What is being asked: In the data below, which lines hold "Alle"? Copy every one.

Start of Excerpted records

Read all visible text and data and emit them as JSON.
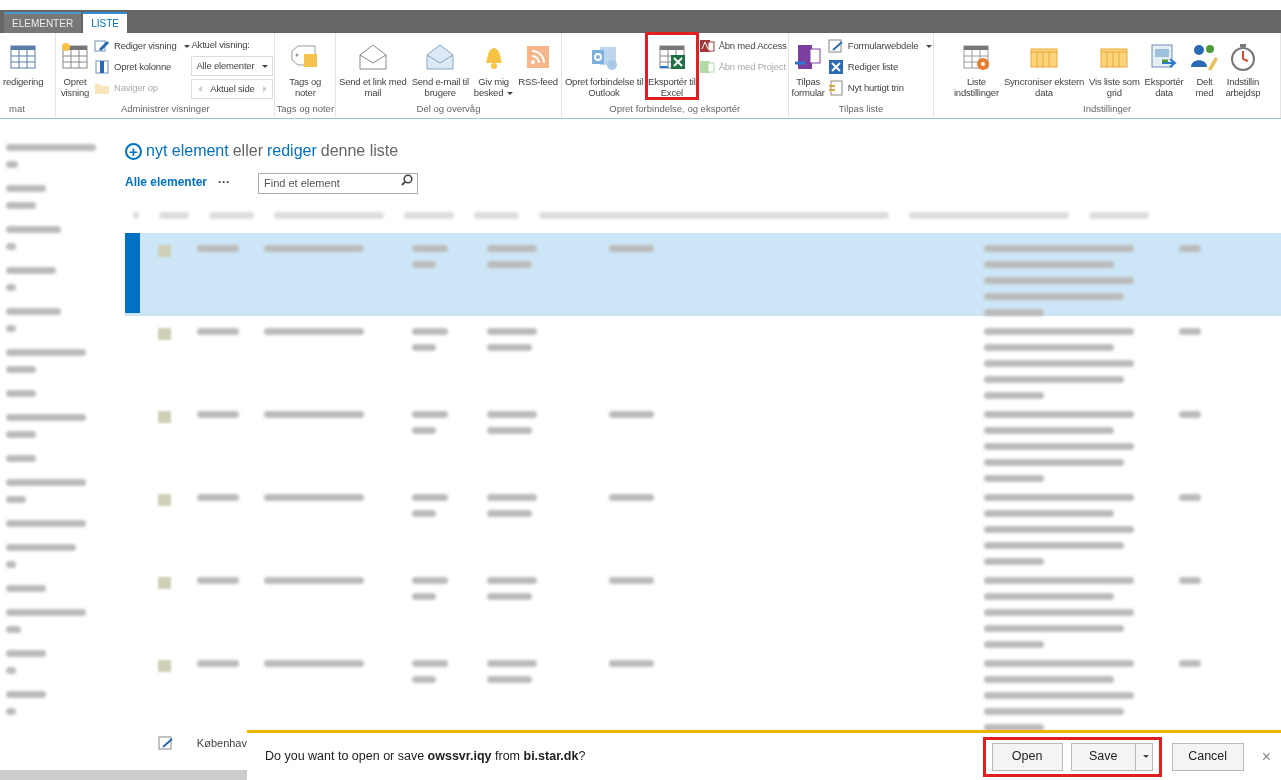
{
  "tabs": [
    {
      "label": "ELEMENTER",
      "selected": false
    },
    {
      "label": "LISTE",
      "selected": true
    }
  ],
  "ribbon": {
    "groups": [
      {
        "label": "mat",
        "items": [
          {
            "kind": "large",
            "lines": [
              "redigering"
            ],
            "disabled": false,
            "dropdown": false,
            "highlighted": false
          }
        ]
      },
      {
        "label": "Administrer visninger",
        "items": [
          {
            "kind": "large",
            "lines": [
              "Opret",
              "visning"
            ],
            "disabled": false,
            "dropdown": false,
            "highlighted": false
          },
          {
            "kind": "stack",
            "entries": [
              {
                "label": "Rediger visning",
                "disabled": false,
                "dropdown": true
              },
              {
                "label": "Opret kolonne",
                "disabled": false,
                "dropdown": false
              },
              {
                "label": "Naviger op",
                "disabled": true,
                "dropdown": false
              }
            ]
          },
          {
            "kind": "view",
            "label": "Aktuel visning:",
            "select": "Alle elementer",
            "pager": "Aktuel side"
          }
        ]
      },
      {
        "label": "Tags og noter",
        "items": [
          {
            "kind": "large",
            "lines": [
              "Tags og",
              "noter"
            ],
            "disabled": false,
            "dropdown": false,
            "highlighted": false
          }
        ]
      },
      {
        "label": "Del og overvåg",
        "items": [
          {
            "kind": "large",
            "lines": [
              "Send et link med",
              "mail"
            ],
            "disabled": false,
            "dropdown": false,
            "highlighted": false
          },
          {
            "kind": "large",
            "lines": [
              "Send e-mail til",
              "brugere"
            ],
            "disabled": false,
            "dropdown": false,
            "highlighted": false
          },
          {
            "kind": "large",
            "lines": [
              "Giv mig",
              "besked"
            ],
            "disabled": false,
            "dropdown": true,
            "highlighted": false
          },
          {
            "kind": "large",
            "lines": [
              "RSS-feed"
            ],
            "disabled": false,
            "dropdown": false,
            "highlighted": false
          }
        ]
      },
      {
        "label": "Opret forbindelse, og eksportér",
        "items": [
          {
            "kind": "large",
            "lines": [
              "Opret forbindelse til",
              "Outlook"
            ],
            "disabled": false,
            "dropdown": false,
            "highlighted": false
          },
          {
            "kind": "large",
            "lines": [
              "Eksportér til",
              "Excel"
            ],
            "disabled": false,
            "dropdown": false,
            "highlighted": true
          },
          {
            "kind": "stack",
            "entries": [
              {
                "label": "Åbn med Access",
                "disabled": false,
                "dropdown": false
              },
              {
                "label": "Åbn med Project",
                "disabled": true,
                "dropdown": false
              }
            ]
          }
        ]
      },
      {
        "label": "Tilpas liste",
        "items": [
          {
            "kind": "large",
            "lines": [
              "Tilpas",
              "formular"
            ],
            "disabled": false,
            "dropdown": false,
            "highlighted": false
          },
          {
            "kind": "stack",
            "entries": [
              {
                "label": "Formularwebdele",
                "disabled": false,
                "dropdown": true
              },
              {
                "label": "Rediger liste",
                "disabled": false,
                "dropdown": false
              },
              {
                "label": "Nyt hurtigt trin",
                "disabled": false,
                "dropdown": false
              }
            ]
          }
        ]
      },
      {
        "label": "Indstillinger",
        "items": [
          {
            "kind": "large",
            "lines": [
              "Liste",
              "indstillinger"
            ],
            "disabled": false,
            "dropdown": false,
            "highlighted": false
          },
          {
            "kind": "large",
            "lines": [
              "Syncroniser ekstern",
              "data"
            ],
            "disabled": false,
            "dropdown": false,
            "highlighted": false
          },
          {
            "kind": "large",
            "lines": [
              "Vis liste som",
              "grid"
            ],
            "disabled": false,
            "dropdown": false,
            "highlighted": false
          },
          {
            "kind": "large",
            "lines": [
              "Eksportér",
              "data"
            ],
            "disabled": false,
            "dropdown": false,
            "highlighted": false
          },
          {
            "kind": "large",
            "lines": [
              "Delt",
              "med"
            ],
            "disabled": false,
            "dropdown": false,
            "highlighted": false
          },
          {
            "kind": "large",
            "lines": [
              "Indstillin",
              "arbejdsp"
            ],
            "disabled": false,
            "dropdown": false,
            "highlighted": false
          }
        ]
      }
    ]
  },
  "list": {
    "new_item": {
      "plus": "+",
      "link1": "nyt element",
      "text1": "eller",
      "link2": "rediger",
      "text2": "denne liste"
    },
    "view": "Alle elementer",
    "more": "···",
    "search": {
      "placeholder": "Find et element"
    },
    "rows": [
      {
        "selected": true
      },
      {
        "selected": false
      },
      {
        "selected": false
      },
      {
        "selected": false
      },
      {
        "selected": false
      },
      {
        "selected": false
      },
      {
        "selected": false,
        "column_1": "Københav"
      }
    ]
  },
  "download_bar": {
    "message": "Do you want to open or save **owssvr.iqy** from **bi.star.dk**?",
    "buttons": [
      {
        "label": "Open",
        "highlighted": true
      },
      {
        "label": "Save",
        "highlighted": true,
        "dropdown": true
      },
      {
        "label": "Cancel",
        "highlighted": false
      }
    ],
    "close": "×"
  }
}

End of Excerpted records

Answer to the problem:
            "select": "Alle elementer",
    "view": "Alle elementer",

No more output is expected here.